In this he varied. By Hamlet deciding to take Claudia’ life in exchange for his fathers, he was following the pagan value systems of the era which accepted an ‘eye for an eye’. However, on discovering that Guilelessness and Reassurance were unknowingly delivering a letter commanding Hamlets’ ‘head should be struck off (ACTA, SO), he stole the commission, and illegally replaced it with a copy charging that ‘Without abatement further, more, or less,/ He should those bearers put to sudden death,’ Not shriving time allowed’.

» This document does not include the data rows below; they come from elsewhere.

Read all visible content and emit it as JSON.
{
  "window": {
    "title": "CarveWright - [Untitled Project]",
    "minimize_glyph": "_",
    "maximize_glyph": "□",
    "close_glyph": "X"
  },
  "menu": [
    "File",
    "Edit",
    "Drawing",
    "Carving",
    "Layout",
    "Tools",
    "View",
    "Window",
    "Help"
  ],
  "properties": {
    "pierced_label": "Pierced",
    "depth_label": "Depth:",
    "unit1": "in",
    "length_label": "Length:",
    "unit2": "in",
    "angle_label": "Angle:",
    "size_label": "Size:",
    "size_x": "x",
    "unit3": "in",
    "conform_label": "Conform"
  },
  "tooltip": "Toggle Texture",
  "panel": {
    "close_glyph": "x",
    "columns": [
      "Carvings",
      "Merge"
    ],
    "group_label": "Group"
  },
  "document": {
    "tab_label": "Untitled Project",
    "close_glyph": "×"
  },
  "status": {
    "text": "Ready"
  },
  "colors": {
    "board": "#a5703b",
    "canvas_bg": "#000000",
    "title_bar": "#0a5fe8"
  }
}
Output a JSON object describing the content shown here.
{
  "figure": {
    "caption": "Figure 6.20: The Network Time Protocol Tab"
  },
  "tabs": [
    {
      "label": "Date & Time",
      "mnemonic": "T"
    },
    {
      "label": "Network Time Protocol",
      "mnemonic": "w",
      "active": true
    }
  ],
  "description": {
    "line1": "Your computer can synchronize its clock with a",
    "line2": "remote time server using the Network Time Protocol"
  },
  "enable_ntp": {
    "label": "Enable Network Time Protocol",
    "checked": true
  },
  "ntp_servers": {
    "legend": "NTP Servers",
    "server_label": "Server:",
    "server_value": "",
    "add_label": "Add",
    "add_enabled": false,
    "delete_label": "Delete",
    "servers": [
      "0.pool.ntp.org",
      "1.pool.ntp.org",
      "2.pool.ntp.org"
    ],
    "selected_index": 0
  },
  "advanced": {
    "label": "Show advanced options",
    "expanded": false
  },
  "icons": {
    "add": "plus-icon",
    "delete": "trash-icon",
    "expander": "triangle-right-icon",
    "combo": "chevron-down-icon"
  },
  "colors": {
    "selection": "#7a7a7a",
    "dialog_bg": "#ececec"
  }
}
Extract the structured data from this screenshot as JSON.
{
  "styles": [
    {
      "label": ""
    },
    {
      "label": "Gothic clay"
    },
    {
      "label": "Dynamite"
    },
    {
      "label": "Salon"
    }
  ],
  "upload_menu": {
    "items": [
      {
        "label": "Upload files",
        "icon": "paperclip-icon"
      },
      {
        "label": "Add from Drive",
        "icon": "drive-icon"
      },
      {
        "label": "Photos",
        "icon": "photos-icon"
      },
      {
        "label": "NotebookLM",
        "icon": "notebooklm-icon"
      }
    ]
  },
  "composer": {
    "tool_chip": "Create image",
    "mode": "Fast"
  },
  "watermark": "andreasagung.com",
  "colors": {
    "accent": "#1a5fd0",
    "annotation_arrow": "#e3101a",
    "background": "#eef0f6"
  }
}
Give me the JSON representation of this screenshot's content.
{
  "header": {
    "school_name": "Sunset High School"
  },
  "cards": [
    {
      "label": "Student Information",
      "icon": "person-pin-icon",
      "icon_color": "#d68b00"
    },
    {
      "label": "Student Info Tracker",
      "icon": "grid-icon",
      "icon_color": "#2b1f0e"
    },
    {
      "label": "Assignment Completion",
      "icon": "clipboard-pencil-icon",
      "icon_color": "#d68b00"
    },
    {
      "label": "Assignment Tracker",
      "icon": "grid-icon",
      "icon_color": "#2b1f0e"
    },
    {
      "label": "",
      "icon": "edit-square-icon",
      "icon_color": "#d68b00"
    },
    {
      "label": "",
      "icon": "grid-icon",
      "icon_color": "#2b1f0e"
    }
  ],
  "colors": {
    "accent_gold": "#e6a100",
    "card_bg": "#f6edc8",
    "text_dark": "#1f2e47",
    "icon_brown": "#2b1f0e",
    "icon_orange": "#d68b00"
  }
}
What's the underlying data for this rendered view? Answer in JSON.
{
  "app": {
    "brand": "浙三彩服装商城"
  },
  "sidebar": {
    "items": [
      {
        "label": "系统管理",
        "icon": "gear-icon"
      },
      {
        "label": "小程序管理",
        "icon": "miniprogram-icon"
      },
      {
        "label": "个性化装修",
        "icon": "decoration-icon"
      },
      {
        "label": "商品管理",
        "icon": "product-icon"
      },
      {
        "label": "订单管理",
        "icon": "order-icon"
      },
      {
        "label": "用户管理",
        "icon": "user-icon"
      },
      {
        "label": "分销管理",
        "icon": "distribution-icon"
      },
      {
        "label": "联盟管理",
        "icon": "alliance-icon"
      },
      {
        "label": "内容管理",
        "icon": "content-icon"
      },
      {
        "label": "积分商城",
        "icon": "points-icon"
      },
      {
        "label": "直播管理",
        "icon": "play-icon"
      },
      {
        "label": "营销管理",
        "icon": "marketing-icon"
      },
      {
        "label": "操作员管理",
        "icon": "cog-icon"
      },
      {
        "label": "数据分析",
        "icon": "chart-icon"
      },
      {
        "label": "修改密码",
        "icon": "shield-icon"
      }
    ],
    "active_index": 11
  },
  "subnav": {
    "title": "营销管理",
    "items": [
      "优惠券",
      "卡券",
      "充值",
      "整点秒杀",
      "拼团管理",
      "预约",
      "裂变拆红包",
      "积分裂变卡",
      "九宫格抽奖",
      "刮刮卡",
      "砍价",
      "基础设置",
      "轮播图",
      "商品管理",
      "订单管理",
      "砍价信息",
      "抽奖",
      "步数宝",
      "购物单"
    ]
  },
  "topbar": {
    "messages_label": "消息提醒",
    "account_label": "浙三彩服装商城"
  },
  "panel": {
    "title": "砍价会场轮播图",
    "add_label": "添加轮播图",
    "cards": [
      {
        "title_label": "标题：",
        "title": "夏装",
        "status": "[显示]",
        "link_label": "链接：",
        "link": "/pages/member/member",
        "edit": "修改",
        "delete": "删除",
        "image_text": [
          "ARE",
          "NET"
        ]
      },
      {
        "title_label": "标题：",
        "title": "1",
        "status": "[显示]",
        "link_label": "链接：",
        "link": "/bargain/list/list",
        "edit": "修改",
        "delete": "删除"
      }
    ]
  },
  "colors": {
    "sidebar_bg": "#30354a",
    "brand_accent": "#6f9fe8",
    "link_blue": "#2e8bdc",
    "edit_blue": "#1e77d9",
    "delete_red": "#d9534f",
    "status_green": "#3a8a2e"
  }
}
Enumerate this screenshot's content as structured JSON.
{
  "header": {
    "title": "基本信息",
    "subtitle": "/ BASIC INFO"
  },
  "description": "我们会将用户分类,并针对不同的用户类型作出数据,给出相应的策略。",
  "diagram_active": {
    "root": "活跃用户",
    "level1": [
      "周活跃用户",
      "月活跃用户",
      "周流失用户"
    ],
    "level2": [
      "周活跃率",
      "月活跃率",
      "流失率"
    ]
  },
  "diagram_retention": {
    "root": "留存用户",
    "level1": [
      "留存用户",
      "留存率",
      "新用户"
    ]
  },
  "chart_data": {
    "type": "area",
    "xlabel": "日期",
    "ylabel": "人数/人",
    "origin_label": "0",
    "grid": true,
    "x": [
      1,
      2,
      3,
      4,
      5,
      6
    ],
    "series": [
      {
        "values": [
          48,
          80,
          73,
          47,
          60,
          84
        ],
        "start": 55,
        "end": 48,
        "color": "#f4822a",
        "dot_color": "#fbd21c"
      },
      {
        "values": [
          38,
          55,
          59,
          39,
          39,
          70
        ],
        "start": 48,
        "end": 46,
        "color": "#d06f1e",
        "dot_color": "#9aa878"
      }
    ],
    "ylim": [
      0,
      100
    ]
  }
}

Despite the action saving his life, Hamlet both broke a law, and ensured the death of those who once were his friends. Therefore, though it appears Hamlet believed he must extract his revenge, and at times showed unwillingness to do so, by this action and the behavior he used to carry it out Hamlet betrayed the religious rules, logic, common sense, conscience and law of the Elizabethan era, Hamlet displayed an at best conflicted, and at worst absent moral integrity.